Do you get enough sleep?
This is what happens to your body if it’s deprived of sleep:
- You have problems with memory and concentration.
- You have problems finding the right word.
- You get irritable – you think so?
- Neurotransmitters in the brain become altered.
- You become more susceptible to infection.
- At its extreme, sleep deprivation can lead to death.
It seems that no matter how many Ambiens (zolpidem) and Lunestas (eszopiclone) we take, we wake up feeling like shit (sorry – there is just no other word!): feeling hung over and inattentive. So much so that the FDA recently cut recommended doses of Ambien and other drugs that contain zolpidem for fear that their use, even the night before, might impair driving or other activities the next day.
This is because Lunesta and Ambien affect GABA receptors, which are found throughout the brain and are associated with side effects, including thinking disturbances, and deficits in attention and memory, explains Jason Uslaner, lead author of a study published in the April 3 issue of Science Translational Medicine.
A new study funded by Merck (of which Uslaner is director of In Vivo Pharmacology at Merck & Co.) has shown that a new class of sleep medications appears to help people fall asleep without causing grogginess the next day (YES! You did read that correctly!)
These new medications – known as dual orexin receptor antagonists (DORA) – target a more specific region of the brain than the other popular sleep drugs, promoting sleep without affecting cognition.
About 15 years ago, scientists discovered chemical messengers known as orexins, which are released by a relatively small brain region known as the lateral hypothalamus.
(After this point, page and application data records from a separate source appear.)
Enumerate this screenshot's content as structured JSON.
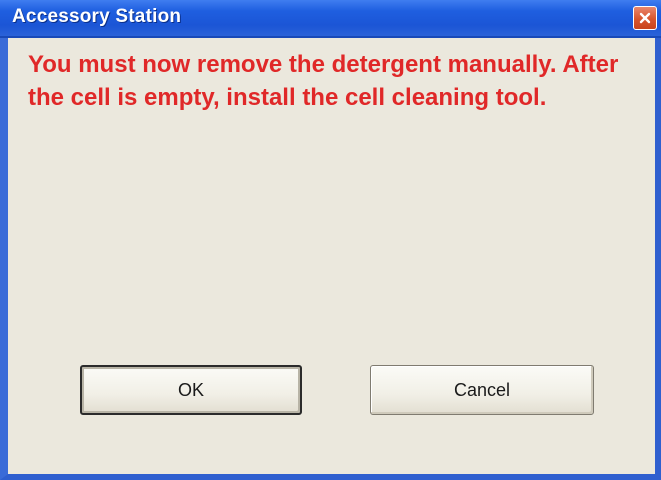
{
  "window": {
    "title": "Accessory Station",
    "close_icon": "close-icon"
  },
  "message": {
    "text": "You must now remove the detergent manually.  After the cell is empty, install the cell cleaning tool."
  },
  "buttons": {
    "ok_label": "OK",
    "cancel_label": "Cancel"
  },
  "colors": {
    "titlebar": "#1f5fe0",
    "message_text": "#e02828",
    "dialog_background": "#ebe8dd",
    "close_button": "#d8552d"
  }
}
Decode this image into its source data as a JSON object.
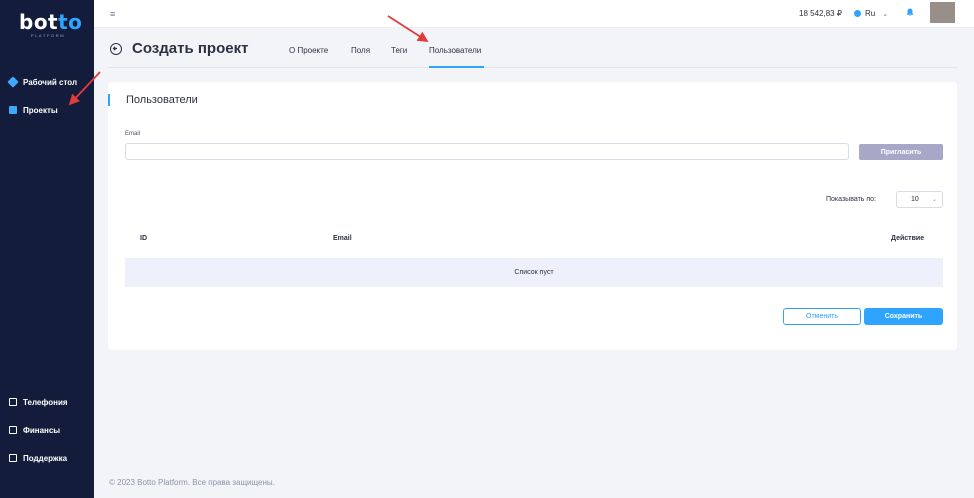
{
  "brand": {
    "logo_main_a": "bot",
    "logo_main_b": "to",
    "logo_sub": "PLATFORM"
  },
  "sidebar": {
    "items": [
      {
        "label": "Рабочий стол",
        "icon": "layers-icon"
      },
      {
        "label": "Проекты",
        "icon": "book-icon"
      },
      {
        "label": "Телефония",
        "icon": "phone-icon"
      },
      {
        "label": "Финансы",
        "icon": "wallet-icon"
      },
      {
        "label": "Поддержка",
        "icon": "support-icon"
      }
    ]
  },
  "topbar": {
    "menu_icon": "≡",
    "balance": "18 542,83 ₽",
    "language": "Ru",
    "bell_icon": "🔔"
  },
  "header": {
    "title": "Создать проект",
    "tabs": [
      {
        "label": "О Проекте"
      },
      {
        "label": "Поля"
      },
      {
        "label": "Теги"
      },
      {
        "label": "Пользователи",
        "active": true
      }
    ]
  },
  "card": {
    "title": "Пользователи",
    "email_label": "Email",
    "email_value": "",
    "invite_button": "Пригласить",
    "show_label": "Показывать по:",
    "per_page": "10",
    "columns": [
      "ID",
      "Email",
      "Действие"
    ],
    "empty_text": "Список пуст",
    "cancel_button": "Отменить",
    "save_button": "Сохранить"
  },
  "footer": {
    "text": "© 2023 Botto Platform. Все права защищены."
  },
  "colors": {
    "sidebar_bg": "#131c3a",
    "accent": "#2fa4ff",
    "invite_disabled": "#a7a7c7",
    "annotation_arrow": "#e03c3c"
  }
}
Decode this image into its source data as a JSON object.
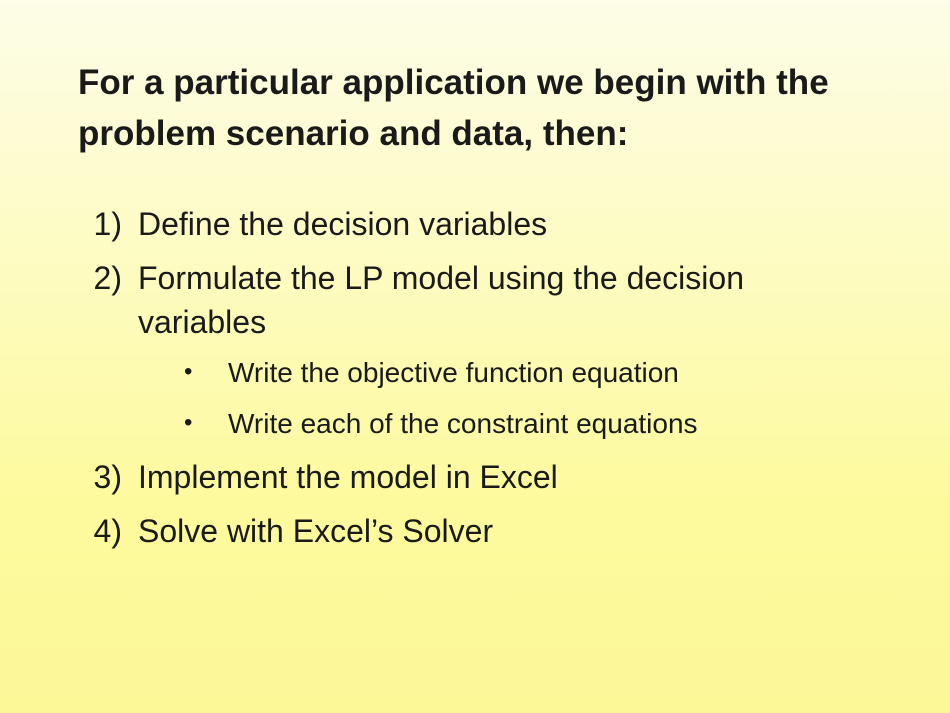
{
  "title": "For a particular application we begin with the problem scenario and data, then:",
  "items": [
    {
      "text": "Define the decision variables"
    },
    {
      "text": "Formulate the LP model using the decision variables",
      "subitems": [
        "Write the objective function equation",
        "Write each of the constraint equations"
      ]
    },
    {
      "text": "Implement the model in Excel"
    },
    {
      "text": "Solve with Excel’s Solver"
    }
  ]
}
This area of the brain releases orexins during the day to keep us awake and lowers levels at night so we can sleep.
The appeal of orexin antagonists, said Dr Michael Thorpy, director of the Sleep-Wake Disorders Center at Montefiore Medical Center in New York City, is that they “target a system that’s more specific for sleep.”
That means, theoretically, fewer side effects and perhaps less of a tendency to be habit-forming, Thorpy explained.
Merck already has one such drug, suvorexant, under review by the FDA.
But with this study, Uslaner and his colleagues investigated a compound called DORA-22, which has the same mechanism of action as suvorexant, to see how it fared alongside Ambien, Lunesta and also diazepam (Valium) in rats and rhesus monkeys.
DORA-22 did not lead to the same mental impairments as the other three drugs. Rhesus monkeys and rats performed just as well on memory and attention tasks shortly after being administered DORA-22 as they did on the placebo.
This is the first time in years that scientists have targeted a totally different receptor in the quest to combat insomnia, said Dr Alexandre Abreu, co-director of the UHealth Sleep Center at the University of Miami Miller School of Medicine.
But many questions remain as even experts note that findings from animal studies do not always hold up in human trials: Do the drugs truly have fewer side effects? Will they be habit-forming? And will they change the quality of sleep in any way?
Those questions will only be answered with more testing and use in humans…(waiting…waiting…waiting…)